(Items from an interface collection)
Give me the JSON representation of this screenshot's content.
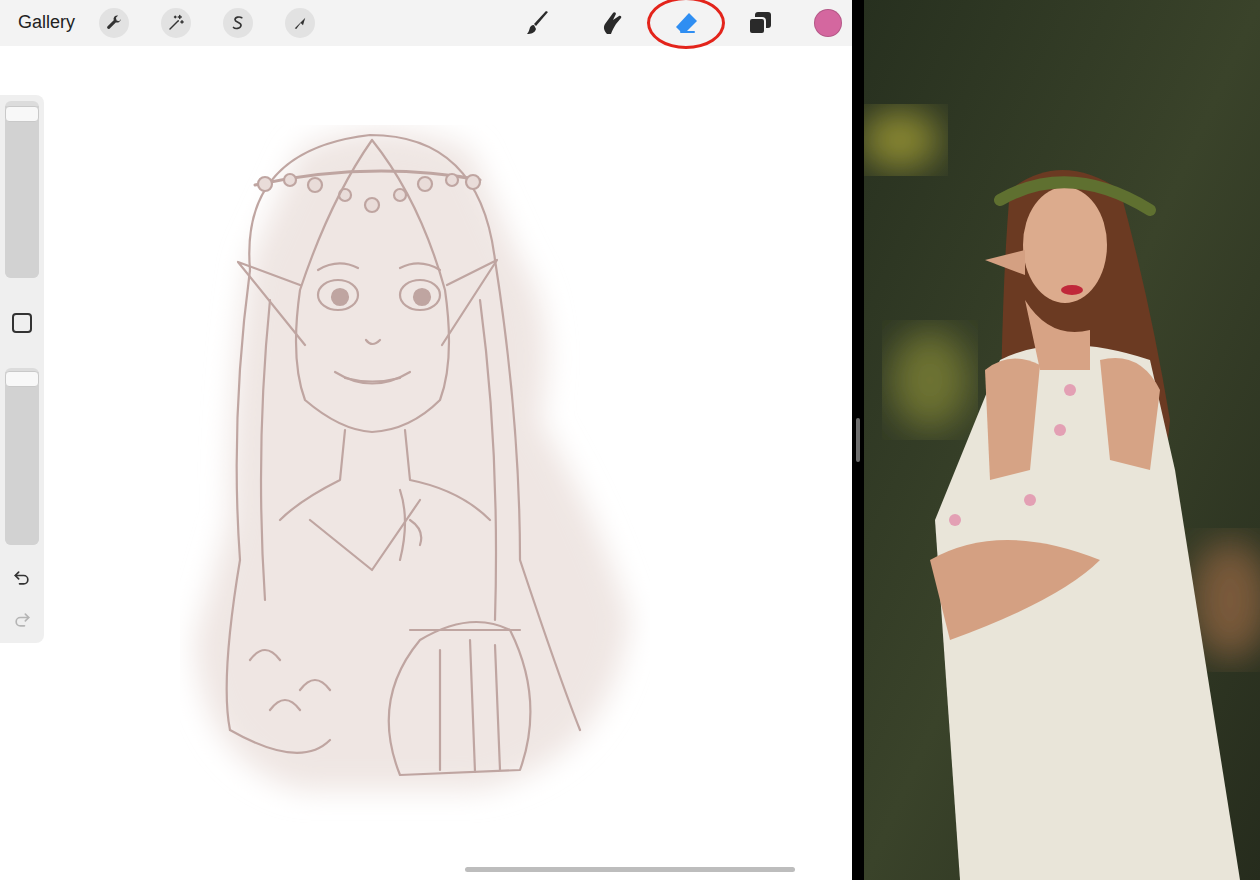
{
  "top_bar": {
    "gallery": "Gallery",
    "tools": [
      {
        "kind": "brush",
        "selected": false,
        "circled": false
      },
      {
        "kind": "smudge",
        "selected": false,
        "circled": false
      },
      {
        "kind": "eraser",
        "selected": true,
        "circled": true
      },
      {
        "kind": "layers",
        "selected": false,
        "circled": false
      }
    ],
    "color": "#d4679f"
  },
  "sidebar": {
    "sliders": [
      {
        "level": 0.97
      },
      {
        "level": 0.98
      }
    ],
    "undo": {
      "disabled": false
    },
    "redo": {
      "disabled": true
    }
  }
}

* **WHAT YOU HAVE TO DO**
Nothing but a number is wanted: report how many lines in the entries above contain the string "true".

* **EXPECTED OUTPUT**
3